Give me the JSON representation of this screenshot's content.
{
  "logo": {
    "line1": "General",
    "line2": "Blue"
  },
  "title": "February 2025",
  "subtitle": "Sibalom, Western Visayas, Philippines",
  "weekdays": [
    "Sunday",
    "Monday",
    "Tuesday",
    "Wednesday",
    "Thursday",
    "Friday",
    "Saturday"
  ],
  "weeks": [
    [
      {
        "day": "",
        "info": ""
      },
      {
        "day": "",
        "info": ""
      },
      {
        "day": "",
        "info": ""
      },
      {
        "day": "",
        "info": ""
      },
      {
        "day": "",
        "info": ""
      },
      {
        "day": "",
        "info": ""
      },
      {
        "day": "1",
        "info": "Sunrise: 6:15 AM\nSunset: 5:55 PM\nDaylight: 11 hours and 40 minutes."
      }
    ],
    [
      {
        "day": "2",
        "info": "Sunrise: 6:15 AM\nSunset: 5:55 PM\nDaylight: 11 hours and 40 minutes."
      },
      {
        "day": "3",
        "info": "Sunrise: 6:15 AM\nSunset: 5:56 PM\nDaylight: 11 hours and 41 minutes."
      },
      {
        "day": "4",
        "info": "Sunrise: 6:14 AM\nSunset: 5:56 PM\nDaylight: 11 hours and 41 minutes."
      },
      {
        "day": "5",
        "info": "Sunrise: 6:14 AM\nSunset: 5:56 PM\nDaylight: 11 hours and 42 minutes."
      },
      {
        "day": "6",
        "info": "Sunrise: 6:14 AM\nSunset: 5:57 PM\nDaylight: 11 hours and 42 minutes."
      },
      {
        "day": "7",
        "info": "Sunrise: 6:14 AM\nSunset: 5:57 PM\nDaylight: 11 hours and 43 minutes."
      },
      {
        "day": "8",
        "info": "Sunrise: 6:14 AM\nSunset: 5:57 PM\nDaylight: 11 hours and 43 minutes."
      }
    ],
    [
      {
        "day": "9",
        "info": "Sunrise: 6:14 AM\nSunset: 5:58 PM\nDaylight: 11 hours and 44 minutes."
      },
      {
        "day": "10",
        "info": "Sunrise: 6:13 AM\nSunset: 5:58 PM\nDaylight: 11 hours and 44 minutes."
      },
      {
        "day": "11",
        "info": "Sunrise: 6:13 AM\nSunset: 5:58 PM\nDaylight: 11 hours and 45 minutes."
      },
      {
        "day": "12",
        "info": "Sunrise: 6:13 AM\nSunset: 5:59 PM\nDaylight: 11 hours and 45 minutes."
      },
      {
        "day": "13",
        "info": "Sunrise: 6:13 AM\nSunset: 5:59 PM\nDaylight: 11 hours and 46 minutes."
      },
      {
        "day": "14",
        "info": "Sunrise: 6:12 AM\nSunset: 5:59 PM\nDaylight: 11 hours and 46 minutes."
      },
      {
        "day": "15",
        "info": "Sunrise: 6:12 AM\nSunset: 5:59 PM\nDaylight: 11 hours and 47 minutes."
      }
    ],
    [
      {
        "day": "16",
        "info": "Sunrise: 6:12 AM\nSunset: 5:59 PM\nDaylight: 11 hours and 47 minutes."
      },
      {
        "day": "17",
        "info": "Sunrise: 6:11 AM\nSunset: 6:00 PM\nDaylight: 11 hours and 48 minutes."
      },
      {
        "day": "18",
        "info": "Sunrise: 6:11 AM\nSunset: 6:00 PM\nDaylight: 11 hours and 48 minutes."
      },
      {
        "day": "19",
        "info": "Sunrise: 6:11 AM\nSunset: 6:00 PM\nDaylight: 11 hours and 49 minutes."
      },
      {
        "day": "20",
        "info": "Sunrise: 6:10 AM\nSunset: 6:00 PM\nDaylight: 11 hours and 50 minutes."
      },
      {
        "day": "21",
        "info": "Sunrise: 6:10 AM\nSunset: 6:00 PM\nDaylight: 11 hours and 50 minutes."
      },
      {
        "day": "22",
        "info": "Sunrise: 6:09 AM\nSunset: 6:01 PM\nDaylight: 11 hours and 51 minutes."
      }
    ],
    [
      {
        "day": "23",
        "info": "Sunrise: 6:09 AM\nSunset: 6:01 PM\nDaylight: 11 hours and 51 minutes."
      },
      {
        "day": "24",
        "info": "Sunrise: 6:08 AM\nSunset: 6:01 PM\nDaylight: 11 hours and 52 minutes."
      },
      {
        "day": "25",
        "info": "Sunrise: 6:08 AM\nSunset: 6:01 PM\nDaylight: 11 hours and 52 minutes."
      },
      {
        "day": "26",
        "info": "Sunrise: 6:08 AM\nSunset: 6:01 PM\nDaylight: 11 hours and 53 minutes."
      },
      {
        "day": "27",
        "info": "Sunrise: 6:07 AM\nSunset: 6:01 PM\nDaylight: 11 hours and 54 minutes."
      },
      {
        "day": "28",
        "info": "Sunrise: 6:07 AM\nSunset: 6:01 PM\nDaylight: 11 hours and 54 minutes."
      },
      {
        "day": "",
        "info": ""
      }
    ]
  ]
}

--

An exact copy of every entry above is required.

- _Your response_
Give me the JSON representation of this screenshot's content.
{
  "logo": {
    "line1": "General",
    "line2": "Blue"
  },
  "title": "February 2025",
  "subtitle": "Sibalom, Western Visayas, Philippines",
  "weekdays": [
    "Sunday",
    "Monday",
    "Tuesday",
    "Wednesday",
    "Thursday",
    "Friday",
    "Saturday"
  ],
  "weeks": [
    [
      {
        "day": "",
        "info": ""
      },
      {
        "day": "",
        "info": ""
      },
      {
        "day": "",
        "info": ""
      },
      {
        "day": "",
        "info": ""
      },
      {
        "day": "",
        "info": ""
      },
      {
        "day": "",
        "info": ""
      },
      {
        "day": "1",
        "info": "Sunrise: 6:15 AM\nSunset: 5:55 PM\nDaylight: 11 hours and 40 minutes."
      }
    ],
    [
      {
        "day": "2",
        "info": "Sunrise: 6:15 AM\nSunset: 5:55 PM\nDaylight: 11 hours and 40 minutes."
      },
      {
        "day": "3",
        "info": "Sunrise: 6:15 AM\nSunset: 5:56 PM\nDaylight: 11 hours and 41 minutes."
      },
      {
        "day": "4",
        "info": "Sunrise: 6:14 AM\nSunset: 5:56 PM\nDaylight: 11 hours and 41 minutes."
      },
      {
        "day": "5",
        "info": "Sunrise: 6:14 AM\nSunset: 5:56 PM\nDaylight: 11 hours and 42 minutes."
      },
      {
        "day": "6",
        "info": "Sunrise: 6:14 AM\nSunset: 5:57 PM\nDaylight: 11 hours and 42 minutes."
      },
      {
        "day": "7",
        "info": "Sunrise: 6:14 AM\nSunset: 5:57 PM\nDaylight: 11 hours and 43 minutes."
      },
      {
        "day": "8",
        "info": "Sunrise: 6:14 AM\nSunset: 5:57 PM\nDaylight: 11 hours and 43 minutes."
      }
    ],
    [
      {
        "day": "9",
        "info": "Sunrise: 6:14 AM\nSunset: 5:58 PM\nDaylight: 11 hours and 44 minutes."
      },
      {
        "day": "10",
        "info": "Sunrise: 6:13 AM\nSunset: 5:58 PM\nDaylight: 11 hours and 44 minutes."
      },
      {
        "day": "11",
        "info": "Sunrise: 6:13 AM\nSunset: 5:58 PM\nDaylight: 11 hours and 45 minutes."
      },
      {
        "day": "12",
        "info": "Sunrise: 6:13 AM\nSunset: 5:59 PM\nDaylight: 11 hours and 45 minutes."
      },
      {
        "day": "13",
        "info": "Sunrise: 6:13 AM\nSunset: 5:59 PM\nDaylight: 11 hours and 46 minutes."
      },
      {
        "day": "14",
        "info": "Sunrise: 6:12 AM\nSunset: 5:59 PM\nDaylight: 11 hours and 46 minutes."
      },
      {
        "day": "15",
        "info": "Sunrise: 6:12 AM\nSunset: 5:59 PM\nDaylight: 11 hours and 47 minutes."
      }
    ],
    [
      {
        "day": "16",
        "info": "Sunrise: 6:12 AM\nSunset: 5:59 PM\nDaylight: 11 hours and 47 minutes."
      },
      {
        "day": "17",
        "info": "Sunrise: 6:11 AM\nSunset: 6:00 PM\nDaylight: 11 hours and 48 minutes."
      },
      {
        "day": "18",
        "info": "Sunrise: 6:11 AM\nSunset: 6:00 PM\nDaylight: 11 hours and 48 minutes."
      },
      {
        "day": "19",
        "info": "Sunrise: 6:11 AM\nSunset: 6:00 PM\nDaylight: 11 hours and 49 minutes."
      },
      {
        "day": "20",
        "info": "Sunrise: 6:10 AM\nSunset: 6:00 PM\nDaylight: 11 hours and 50 minutes."
      },
      {
        "day": "21",
        "info": "Sunrise: 6:10 AM\nSunset: 6:00 PM\nDaylight: 11 hours and 50 minutes."
      },
      {
        "day": "22",
        "info": "Sunrise: 6:09 AM\nSunset: 6:01 PM\nDaylight: 11 hours and 51 minutes."
      }
    ],
    [
      {
        "day": "23",
        "info": "Sunrise: 6:09 AM\nSunset: 6:01 PM\nDaylight: 11 hours and 51 minutes."
      },
      {
        "day": "24",
        "info": "Sunrise: 6:08 AM\nSunset: 6:01 PM\nDaylight: 11 hours and 52 minutes."
      },
      {
        "day": "25",
        "info": "Sunrise: 6:08 AM\nSunset: 6:01 PM\nDaylight: 11 hours and 52 minutes."
      },
      {
        "day": "26",
        "info": "Sunrise: 6:08 AM\nSunset: 6:01 PM\nDaylight: 11 hours and 53 minutes."
      },
      {
        "day": "27",
        "info": "Sunrise: 6:07 AM\nSunset: 6:01 PM\nDaylight: 11 hours and 54 minutes."
      },
      {
        "day": "28",
        "info": "Sunrise: 6:07 AM\nSunset: 6:01 PM\nDaylight: 11 hours and 54 minutes."
      },
      {
        "day": "",
        "info": ""
      }
    ]
  ]
}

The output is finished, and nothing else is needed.